◆ What the exercise asks:
The job is to output each record again, character for character.
^^^^^^^^^^^^^^^^
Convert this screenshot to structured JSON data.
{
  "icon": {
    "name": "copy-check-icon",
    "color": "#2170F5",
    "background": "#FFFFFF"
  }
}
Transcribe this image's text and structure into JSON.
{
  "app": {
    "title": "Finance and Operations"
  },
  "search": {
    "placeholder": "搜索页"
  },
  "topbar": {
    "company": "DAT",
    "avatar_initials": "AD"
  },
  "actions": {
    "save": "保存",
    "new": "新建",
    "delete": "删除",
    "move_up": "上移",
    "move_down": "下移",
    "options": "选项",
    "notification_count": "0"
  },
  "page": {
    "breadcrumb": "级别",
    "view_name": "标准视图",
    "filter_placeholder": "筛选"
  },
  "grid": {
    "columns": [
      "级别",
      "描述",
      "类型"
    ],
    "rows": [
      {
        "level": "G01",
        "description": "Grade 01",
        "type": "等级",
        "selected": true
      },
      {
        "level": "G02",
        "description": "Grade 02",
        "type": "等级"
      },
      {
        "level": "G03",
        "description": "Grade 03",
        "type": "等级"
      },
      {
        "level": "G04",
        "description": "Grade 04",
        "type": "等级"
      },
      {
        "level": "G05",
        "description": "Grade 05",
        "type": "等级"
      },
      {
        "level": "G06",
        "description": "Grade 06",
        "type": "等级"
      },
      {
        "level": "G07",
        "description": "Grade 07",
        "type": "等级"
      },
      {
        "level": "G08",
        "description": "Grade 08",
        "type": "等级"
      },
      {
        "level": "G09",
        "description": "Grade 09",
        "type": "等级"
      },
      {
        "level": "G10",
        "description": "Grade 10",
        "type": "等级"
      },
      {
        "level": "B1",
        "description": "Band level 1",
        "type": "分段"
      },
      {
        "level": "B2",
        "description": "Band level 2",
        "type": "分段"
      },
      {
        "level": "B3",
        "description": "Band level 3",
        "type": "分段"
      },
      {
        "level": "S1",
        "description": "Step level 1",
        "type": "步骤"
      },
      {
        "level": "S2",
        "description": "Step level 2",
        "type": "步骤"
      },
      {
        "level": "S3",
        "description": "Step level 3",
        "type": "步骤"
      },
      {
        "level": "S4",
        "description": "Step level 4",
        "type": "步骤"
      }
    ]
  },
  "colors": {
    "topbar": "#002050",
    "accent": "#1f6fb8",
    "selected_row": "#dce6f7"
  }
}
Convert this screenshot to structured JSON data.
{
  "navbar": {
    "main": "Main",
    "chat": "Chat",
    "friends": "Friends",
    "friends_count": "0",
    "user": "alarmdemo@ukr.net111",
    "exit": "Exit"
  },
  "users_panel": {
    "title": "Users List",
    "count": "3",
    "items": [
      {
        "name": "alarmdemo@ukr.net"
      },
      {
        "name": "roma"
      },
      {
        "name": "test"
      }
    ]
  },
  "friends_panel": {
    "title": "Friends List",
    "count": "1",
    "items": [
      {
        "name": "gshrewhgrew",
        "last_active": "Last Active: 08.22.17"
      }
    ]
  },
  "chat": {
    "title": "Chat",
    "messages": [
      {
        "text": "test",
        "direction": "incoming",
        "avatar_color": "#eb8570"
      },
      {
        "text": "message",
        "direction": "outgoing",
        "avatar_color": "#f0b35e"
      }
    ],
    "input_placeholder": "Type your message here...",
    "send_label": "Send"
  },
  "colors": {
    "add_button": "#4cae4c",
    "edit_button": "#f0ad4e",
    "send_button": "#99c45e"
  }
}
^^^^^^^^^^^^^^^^
◆ Result of this task:
Convert this screenshot to structured JSON data.
{
  "icon": {
    "name": "copy-check-icon",
    "color": "#2170F5",
    "background": "#FFFFFF"
  }
}
Transcribe this image's text and structure into JSON.
{
  "app": {
    "title": "Finance and Operations"
  },
  "search": {
    "placeholder": "搜索页"
  },
  "topbar": {
    "company": "DAT",
    "avatar_initials": "AD"
  },
  "actions": {
    "save": "保存",
    "new": "新建",
    "delete": "删除",
    "move_up": "上移",
    "move_down": "下移",
    "options": "选项",
    "notification_count": "0"
  },
  "page": {
    "breadcrumb": "级别",
    "view_name": "标准视图",
    "filter_placeholder": "筛选"
  },
  "grid": {
    "columns": [
      "级别",
      "描述",
      "类型"
    ],
    "rows": [
      {
        "level": "G01",
        "description": "Grade 01",
        "type": "等级",
        "selected": true
      },
      {
        "level": "G02",
        "description": "Grade 02",
        "type": "等级"
      },
      {
        "level": "G03",
        "description": "Grade 03",
        "type": "等级"
      },
      {
        "level": "G04",
        "description": "Grade 04",
        "type": "等级"
      },
      {
        "level": "G05",
        "description": "Grade 05",
        "type": "等级"
      },
      {
        "level": "G06",
        "description": "Grade 06",
        "type": "等级"
      },
      {
        "level": "G07",
        "description": "Grade 07",
        "type": "等级"
      },
      {
        "level": "G08",
        "description": "Grade 08",
        "type": "等级"
      },
      {
        "level": "G09",
        "description": "Grade 09",
        "type": "等级"
      },
      {
        "level": "G10",
        "description": "Grade 10",
        "type": "等级"
      },
      {
        "level": "B1",
        "description": "Band level 1",
        "type": "分段"
      },
      {
        "level": "B2",
        "description": "Band level 2",
        "type": "分段"
      },
      {
        "level": "B3",
        "description": "Band level 3",
        "type": "分段"
      },
      {
        "level": "S1",
        "description": "Step level 1",
        "type": "步骤"
      },
      {
        "level": "S2",
        "description": "Step level 2",
        "type": "步骤"
      },
      {
        "level": "S3",
        "description": "Step level 3",
        "type": "步骤"
      },
      {
        "level": "S4",
        "description": "Step level 4",
        "type": "步骤"
      }
    ]
  },
  "colors": {
    "topbar": "#002050",
    "accent": "#1f6fb8",
    "selected_row": "#dce6f7"
  }
}
Convert this screenshot to structured JSON data.
{
  "navbar": {
    "main": "Main",
    "chat": "Chat",
    "friends": "Friends",
    "friends_count": "0",
    "user": "alarmdemo@ukr.net111",
    "exit": "Exit"
  },
  "users_panel": {
    "title": "Users List",
    "count": "3",
    "items": [
      {
        "name": "alarmdemo@ukr.net"
      },
      {
        "name": "roma"
      },
      {
        "name": "test"
      }
    ]
  },
  "friends_panel": {
    "title": "Friends List",
    "count": "1",
    "items": [
      {
        "name": "gshrewhgrew",
        "last_active": "Last Active: 08.22.17"
      }
    ]
  },
  "chat": {
    "title": "Chat",
    "messages": [
      {
        "text": "test",
        "direction": "incoming",
        "avatar_color": "#eb8570"
      },
      {
        "text": "message",
        "direction": "outgoing",
        "avatar_color": "#f0b35e"
      }
    ],
    "input_placeholder": "Type your message here...",
    "send_label": "Send"
  },
  "colors": {
    "add_button": "#4cae4c",
    "edit_button": "#f0ad4e",
    "send_button": "#99c45e"
  }
}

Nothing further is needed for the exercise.